# Goal of the exercise:
Each line of the listing that includes the string "Area" needs to be located and copied.
- Opening Delimiter -
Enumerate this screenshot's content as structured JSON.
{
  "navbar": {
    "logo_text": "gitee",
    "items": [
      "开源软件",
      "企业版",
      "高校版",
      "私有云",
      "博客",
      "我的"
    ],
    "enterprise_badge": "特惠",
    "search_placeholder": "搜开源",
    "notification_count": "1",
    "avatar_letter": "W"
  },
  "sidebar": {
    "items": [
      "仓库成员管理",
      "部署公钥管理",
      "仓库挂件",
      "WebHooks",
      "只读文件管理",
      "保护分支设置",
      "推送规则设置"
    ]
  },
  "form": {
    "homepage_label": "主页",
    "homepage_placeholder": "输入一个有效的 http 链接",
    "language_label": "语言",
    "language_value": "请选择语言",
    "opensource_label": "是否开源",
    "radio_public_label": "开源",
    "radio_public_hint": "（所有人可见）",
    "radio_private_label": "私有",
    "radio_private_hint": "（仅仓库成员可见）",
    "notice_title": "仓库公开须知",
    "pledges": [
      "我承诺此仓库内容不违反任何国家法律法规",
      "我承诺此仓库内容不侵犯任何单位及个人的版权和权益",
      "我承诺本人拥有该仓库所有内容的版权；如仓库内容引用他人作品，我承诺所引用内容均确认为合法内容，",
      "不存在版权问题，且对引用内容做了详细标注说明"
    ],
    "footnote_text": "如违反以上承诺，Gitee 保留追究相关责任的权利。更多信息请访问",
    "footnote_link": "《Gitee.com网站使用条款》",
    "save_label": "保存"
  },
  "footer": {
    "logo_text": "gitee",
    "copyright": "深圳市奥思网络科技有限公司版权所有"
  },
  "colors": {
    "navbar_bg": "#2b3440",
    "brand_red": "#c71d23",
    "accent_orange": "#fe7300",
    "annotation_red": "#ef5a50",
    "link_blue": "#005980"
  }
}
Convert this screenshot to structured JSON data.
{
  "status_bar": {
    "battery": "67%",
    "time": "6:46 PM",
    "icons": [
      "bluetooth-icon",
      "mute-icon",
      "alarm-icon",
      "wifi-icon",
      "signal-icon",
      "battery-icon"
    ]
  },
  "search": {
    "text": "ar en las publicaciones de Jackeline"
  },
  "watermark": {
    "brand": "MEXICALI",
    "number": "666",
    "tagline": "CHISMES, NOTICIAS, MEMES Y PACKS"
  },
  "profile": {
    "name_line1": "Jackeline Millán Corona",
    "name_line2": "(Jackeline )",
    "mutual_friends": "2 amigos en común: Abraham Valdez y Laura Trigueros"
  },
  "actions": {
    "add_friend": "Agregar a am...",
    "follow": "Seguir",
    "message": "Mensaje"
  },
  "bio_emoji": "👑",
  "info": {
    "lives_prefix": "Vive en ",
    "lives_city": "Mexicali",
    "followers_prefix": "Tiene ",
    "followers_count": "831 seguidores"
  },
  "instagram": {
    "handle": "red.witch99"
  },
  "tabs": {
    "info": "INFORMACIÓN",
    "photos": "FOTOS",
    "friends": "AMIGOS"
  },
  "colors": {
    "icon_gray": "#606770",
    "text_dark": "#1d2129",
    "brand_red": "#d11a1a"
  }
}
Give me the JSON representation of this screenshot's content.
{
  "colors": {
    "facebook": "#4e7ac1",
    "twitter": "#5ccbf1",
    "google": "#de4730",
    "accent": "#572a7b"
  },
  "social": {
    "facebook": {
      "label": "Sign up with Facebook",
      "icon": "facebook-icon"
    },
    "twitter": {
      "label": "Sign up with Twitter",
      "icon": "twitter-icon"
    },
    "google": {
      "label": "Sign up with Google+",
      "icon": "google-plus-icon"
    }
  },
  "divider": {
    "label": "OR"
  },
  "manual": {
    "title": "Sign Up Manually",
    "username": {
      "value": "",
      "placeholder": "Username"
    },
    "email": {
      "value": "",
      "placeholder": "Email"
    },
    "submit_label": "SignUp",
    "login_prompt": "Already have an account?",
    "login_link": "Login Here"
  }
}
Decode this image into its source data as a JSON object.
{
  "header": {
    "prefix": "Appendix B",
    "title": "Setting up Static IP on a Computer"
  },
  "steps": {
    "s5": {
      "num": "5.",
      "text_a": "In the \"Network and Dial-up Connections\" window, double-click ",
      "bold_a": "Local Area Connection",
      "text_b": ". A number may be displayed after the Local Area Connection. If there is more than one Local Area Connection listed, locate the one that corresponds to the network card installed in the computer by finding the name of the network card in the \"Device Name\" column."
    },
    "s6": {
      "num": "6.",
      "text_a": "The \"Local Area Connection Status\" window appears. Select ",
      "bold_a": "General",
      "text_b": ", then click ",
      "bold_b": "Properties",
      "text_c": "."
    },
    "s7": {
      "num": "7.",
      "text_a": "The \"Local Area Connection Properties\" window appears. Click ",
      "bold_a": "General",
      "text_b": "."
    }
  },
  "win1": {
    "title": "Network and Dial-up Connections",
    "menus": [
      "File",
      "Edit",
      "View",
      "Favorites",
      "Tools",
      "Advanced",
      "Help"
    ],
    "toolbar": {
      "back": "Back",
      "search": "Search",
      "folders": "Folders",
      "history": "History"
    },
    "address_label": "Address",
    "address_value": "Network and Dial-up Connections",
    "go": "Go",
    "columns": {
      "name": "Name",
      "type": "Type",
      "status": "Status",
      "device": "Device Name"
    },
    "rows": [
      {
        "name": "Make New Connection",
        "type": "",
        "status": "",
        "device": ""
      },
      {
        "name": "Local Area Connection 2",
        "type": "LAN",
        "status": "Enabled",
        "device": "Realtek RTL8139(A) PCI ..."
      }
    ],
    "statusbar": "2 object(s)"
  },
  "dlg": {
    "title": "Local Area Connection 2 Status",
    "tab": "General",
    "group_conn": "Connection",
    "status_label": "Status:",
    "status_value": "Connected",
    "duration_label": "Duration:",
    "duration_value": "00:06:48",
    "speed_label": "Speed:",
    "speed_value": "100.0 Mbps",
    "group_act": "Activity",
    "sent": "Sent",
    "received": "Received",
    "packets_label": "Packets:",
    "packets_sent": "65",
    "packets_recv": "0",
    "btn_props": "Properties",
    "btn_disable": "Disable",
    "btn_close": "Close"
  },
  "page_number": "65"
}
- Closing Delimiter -
# Result for this task:
      "bold_a": "Local Area Connection",
      "text_b": ". A number may be displayed after the Local Area Connection. If there is more than one Local Area Connection listed, locate the one that corresponds to the network card installed in the computer by finding the name of the network card in the \"Device Name\" column."
      "text_a": "The \"Local Area Connection Status\" window appears. Select ",
      "text_a": "The \"Local Area Connection Properties\" window appears. Click ",
        "name": "Local Area Connection 2",
    "title": "Local Area Connection 2 Status",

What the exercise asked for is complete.